Supplied data ::

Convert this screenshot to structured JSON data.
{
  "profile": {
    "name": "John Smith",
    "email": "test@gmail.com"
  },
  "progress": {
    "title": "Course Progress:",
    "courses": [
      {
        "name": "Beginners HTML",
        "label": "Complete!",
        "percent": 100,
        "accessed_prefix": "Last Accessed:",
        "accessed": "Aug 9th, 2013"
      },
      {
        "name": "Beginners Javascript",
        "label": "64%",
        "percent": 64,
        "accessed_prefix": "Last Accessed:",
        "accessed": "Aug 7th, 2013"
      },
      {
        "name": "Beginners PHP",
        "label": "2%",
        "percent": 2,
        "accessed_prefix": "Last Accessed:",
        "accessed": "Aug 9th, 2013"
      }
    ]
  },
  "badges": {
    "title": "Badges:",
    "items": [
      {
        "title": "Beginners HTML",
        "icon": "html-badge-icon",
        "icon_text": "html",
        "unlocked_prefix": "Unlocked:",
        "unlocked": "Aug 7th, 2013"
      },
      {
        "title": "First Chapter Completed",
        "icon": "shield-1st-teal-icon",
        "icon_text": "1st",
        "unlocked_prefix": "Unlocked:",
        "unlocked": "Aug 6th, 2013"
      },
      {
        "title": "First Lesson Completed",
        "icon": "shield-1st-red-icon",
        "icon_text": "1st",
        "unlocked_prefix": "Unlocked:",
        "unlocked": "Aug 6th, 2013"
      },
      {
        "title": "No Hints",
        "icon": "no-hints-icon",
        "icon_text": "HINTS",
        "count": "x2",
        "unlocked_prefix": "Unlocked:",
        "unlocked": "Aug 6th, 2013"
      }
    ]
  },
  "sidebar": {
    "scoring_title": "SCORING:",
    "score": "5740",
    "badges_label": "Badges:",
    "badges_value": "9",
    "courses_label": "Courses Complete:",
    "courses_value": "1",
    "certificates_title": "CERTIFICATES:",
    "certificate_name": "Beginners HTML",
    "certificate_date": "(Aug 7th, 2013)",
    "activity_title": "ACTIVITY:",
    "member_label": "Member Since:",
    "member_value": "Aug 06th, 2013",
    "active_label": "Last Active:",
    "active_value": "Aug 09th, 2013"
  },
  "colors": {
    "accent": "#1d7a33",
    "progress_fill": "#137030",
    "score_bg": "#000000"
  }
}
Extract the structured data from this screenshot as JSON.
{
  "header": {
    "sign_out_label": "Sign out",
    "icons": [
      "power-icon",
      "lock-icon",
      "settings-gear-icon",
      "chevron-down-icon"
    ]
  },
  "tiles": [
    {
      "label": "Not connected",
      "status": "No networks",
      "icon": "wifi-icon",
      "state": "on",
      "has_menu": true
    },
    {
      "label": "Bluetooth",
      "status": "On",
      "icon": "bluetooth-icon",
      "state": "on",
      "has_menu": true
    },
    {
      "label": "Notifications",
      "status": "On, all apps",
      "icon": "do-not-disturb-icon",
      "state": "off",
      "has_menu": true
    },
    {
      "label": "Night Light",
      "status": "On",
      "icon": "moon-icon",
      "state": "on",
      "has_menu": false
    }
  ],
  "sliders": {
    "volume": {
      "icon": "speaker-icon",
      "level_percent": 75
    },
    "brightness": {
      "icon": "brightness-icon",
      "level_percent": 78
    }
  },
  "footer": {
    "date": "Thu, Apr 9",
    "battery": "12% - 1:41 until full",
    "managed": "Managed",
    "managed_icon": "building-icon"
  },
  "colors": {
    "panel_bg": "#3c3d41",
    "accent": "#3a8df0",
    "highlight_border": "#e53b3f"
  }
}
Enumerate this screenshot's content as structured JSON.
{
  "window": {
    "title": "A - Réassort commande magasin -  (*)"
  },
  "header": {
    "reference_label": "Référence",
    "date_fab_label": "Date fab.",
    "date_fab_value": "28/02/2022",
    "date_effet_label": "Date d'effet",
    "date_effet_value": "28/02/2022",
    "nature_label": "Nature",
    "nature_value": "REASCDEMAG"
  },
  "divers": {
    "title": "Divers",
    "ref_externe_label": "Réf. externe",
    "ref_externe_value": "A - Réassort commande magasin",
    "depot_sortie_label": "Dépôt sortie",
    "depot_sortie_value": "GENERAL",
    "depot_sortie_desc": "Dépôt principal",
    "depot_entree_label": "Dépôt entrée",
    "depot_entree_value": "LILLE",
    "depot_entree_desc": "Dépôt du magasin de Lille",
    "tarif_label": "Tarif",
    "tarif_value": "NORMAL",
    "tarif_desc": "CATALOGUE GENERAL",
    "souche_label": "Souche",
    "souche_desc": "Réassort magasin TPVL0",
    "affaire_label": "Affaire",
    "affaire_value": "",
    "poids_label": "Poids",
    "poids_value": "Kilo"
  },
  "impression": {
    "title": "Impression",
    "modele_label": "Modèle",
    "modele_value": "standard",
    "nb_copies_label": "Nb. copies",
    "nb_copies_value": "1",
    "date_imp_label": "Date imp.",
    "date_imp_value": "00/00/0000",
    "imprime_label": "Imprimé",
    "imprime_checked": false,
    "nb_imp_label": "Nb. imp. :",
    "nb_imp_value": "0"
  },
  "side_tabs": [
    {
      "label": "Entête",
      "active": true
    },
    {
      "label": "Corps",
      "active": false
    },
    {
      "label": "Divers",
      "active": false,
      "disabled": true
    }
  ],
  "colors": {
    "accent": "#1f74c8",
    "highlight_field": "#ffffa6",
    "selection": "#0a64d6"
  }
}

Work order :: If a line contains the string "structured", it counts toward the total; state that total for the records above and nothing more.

Answer for this exercise :: 3